→ What the exercise asks
The records below must be duplicated exactly, character for character.

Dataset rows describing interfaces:
== == ==
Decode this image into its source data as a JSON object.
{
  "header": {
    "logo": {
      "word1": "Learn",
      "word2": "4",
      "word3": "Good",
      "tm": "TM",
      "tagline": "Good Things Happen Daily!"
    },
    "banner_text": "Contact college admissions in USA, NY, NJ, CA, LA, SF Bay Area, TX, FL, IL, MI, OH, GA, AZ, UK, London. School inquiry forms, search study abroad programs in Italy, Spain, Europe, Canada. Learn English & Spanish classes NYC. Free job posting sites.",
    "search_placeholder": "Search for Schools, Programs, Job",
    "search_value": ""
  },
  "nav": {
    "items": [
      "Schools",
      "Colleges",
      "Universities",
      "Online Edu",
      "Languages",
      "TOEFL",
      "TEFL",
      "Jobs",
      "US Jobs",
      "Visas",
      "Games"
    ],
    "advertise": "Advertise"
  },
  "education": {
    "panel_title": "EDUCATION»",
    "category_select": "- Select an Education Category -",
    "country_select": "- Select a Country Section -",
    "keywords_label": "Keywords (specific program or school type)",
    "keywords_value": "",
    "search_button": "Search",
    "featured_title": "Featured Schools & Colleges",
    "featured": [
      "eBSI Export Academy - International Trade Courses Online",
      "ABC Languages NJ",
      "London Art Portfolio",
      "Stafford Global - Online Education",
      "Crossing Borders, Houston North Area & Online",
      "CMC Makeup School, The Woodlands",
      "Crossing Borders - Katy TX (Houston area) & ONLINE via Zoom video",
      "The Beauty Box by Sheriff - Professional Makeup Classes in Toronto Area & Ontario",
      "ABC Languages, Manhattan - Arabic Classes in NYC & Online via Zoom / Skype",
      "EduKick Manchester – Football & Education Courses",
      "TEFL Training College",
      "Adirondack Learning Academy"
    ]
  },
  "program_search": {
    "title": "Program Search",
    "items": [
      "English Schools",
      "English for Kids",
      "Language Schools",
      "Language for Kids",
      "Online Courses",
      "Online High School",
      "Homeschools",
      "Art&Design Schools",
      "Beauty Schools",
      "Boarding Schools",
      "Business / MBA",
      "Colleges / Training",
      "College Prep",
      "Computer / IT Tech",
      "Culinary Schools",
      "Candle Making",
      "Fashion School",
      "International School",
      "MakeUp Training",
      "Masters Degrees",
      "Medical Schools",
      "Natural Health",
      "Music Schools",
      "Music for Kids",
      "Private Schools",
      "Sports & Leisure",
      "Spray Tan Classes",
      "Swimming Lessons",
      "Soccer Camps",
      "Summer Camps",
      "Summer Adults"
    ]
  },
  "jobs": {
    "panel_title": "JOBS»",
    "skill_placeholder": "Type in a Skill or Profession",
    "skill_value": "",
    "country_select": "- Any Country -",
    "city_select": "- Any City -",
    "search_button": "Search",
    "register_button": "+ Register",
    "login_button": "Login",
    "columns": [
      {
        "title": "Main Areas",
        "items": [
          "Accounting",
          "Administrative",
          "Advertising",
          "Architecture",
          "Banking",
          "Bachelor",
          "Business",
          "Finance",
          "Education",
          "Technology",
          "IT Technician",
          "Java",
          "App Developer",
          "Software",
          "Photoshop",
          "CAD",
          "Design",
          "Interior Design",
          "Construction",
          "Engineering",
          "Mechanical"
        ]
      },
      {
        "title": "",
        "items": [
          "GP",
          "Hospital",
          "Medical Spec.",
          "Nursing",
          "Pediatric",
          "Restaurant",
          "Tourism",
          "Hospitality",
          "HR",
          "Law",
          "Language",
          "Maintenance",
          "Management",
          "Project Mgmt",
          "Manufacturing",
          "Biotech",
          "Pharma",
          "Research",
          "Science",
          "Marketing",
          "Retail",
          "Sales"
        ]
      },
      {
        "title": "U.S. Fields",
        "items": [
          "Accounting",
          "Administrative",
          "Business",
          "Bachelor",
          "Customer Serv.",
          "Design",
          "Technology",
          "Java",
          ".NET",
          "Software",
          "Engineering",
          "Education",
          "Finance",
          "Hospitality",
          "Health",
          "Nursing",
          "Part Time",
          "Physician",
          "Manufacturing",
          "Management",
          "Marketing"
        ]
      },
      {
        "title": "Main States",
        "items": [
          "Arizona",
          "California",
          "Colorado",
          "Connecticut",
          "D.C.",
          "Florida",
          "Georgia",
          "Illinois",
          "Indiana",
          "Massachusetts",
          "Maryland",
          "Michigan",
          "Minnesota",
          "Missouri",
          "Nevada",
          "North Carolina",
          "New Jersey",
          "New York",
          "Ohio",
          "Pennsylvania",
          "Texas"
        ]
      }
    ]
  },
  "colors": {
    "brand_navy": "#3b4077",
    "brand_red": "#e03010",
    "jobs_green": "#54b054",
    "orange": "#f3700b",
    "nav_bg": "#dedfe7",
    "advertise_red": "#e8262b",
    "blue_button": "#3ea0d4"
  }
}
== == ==
→ The answer
Decode this image into its source data as a JSON object.
{
  "header": {
    "logo": {
      "word1": "Learn",
      "word2": "4",
      "word3": "Good",
      "tm": "TM",
      "tagline": "Good Things Happen Daily!"
    },
    "banner_text": "Contact college admissions in USA, NY, NJ, CA, LA, SF Bay Area, TX, FL, IL, MI, OH, GA, AZ, UK, London. School inquiry forms, search study abroad programs in Italy, Spain, Europe, Canada. Learn English & Spanish classes NYC. Free job posting sites.",
    "search_placeholder": "Search for Schools, Programs, Job",
    "search_value": ""
  },
  "nav": {
    "items": [
      "Schools",
      "Colleges",
      "Universities",
      "Online Edu",
      "Languages",
      "TOEFL",
      "TEFL",
      "Jobs",
      "US Jobs",
      "Visas",
      "Games"
    ],
    "advertise": "Advertise"
  },
  "education": {
    "panel_title": "EDUCATION»",
    "category_select": "- Select an Education Category -",
    "country_select": "- Select a Country Section -",
    "keywords_label": "Keywords (specific program or school type)",
    "keywords_value": "",
    "search_button": "Search",
    "featured_title": "Featured Schools & Colleges",
    "featured": [
      "eBSI Export Academy - International Trade Courses Online",
      "ABC Languages NJ",
      "London Art Portfolio",
      "Stafford Global - Online Education",
      "Crossing Borders, Houston North Area & Online",
      "CMC Makeup School, The Woodlands",
      "Crossing Borders - Katy TX (Houston area) & ONLINE via Zoom video",
      "The Beauty Box by Sheriff - Professional Makeup Classes in Toronto Area & Ontario",
      "ABC Languages, Manhattan - Arabic Classes in NYC & Online via Zoom / Skype",
      "EduKick Manchester – Football & Education Courses",
      "TEFL Training College",
      "Adirondack Learning Academy"
    ]
  },
  "program_search": {
    "title": "Program Search",
    "items": [
      "English Schools",
      "English for Kids",
      "Language Schools",
      "Language for Kids",
      "Online Courses",
      "Online High School",
      "Homeschools",
      "Art&Design Schools",
      "Beauty Schools",
      "Boarding Schools",
      "Business / MBA",
      "Colleges / Training",
      "College Prep",
      "Computer / IT Tech",
      "Culinary Schools",
      "Candle Making",
      "Fashion School",
      "International School",
      "MakeUp Training",
      "Masters Degrees",
      "Medical Schools",
      "Natural Health",
      "Music Schools",
      "Music for Kids",
      "Private Schools",
      "Sports & Leisure",
      "Spray Tan Classes",
      "Swimming Lessons",
      "Soccer Camps",
      "Summer Camps",
      "Summer Adults"
    ]
  },
  "jobs": {
    "panel_title": "JOBS»",
    "skill_placeholder": "Type in a Skill or Profession",
    "skill_value": "",
    "country_select": "- Any Country -",
    "city_select": "- Any City -",
    "search_button": "Search",
    "register_button": "+ Register",
    "login_button": "Login",
    "columns": [
      {
        "title": "Main Areas",
        "items": [
          "Accounting",
          "Administrative",
          "Advertising",
          "Architecture",
          "Banking",
          "Bachelor",
          "Business",
          "Finance",
          "Education",
          "Technology",
          "IT Technician",
          "Java",
          "App Developer",
          "Software",
          "Photoshop",
          "CAD",
          "Design",
          "Interior Design",
          "Construction",
          "Engineering",
          "Mechanical"
        ]
      },
      {
        "title": "",
        "items": [
          "GP",
          "Hospital",
          "Medical Spec.",
          "Nursing",
          "Pediatric",
          "Restaurant",
          "Tourism",
          "Hospitality",
          "HR",
          "Law",
          "Language",
          "Maintenance",
          "Management",
          "Project Mgmt",
          "Manufacturing",
          "Biotech",
          "Pharma",
          "Research",
          "Science",
          "Marketing",
          "Retail",
          "Sales"
        ]
      },
      {
        "title": "U.S. Fields",
        "items": [
          "Accounting",
          "Administrative",
          "Business",
          "Bachelor",
          "Customer Serv.",
          "Design",
          "Technology",
          "Java",
          ".NET",
          "Software",
          "Engineering",
          "Education",
          "Finance",
          "Hospitality",
          "Health",
          "Nursing",
          "Part Time",
          "Physician",
          "Manufacturing",
          "Management",
          "Marketing"
        ]
      },
      {
        "title": "Main States",
        "items": [
          "Arizona",
          "California",
          "Colorado",
          "Connecticut",
          "D.C.",
          "Florida",
          "Georgia",
          "Illinois",
          "Indiana",
          "Massachusetts",
          "Maryland",
          "Michigan",
          "Minnesota",
          "Missouri",
          "Nevada",
          "North Carolina",
          "New Jersey",
          "New York",
          "Ohio",
          "Pennsylvania",
          "Texas"
        ]
      }
    ]
  },
  "colors": {
    "brand_navy": "#3b4077",
    "brand_red": "#e03010",
    "jobs_green": "#54b054",
    "orange": "#f3700b",
    "nav_bg": "#dedfe7",
    "advertise_red": "#e8262b",
    "blue_button": "#3ea0d4"
  }
}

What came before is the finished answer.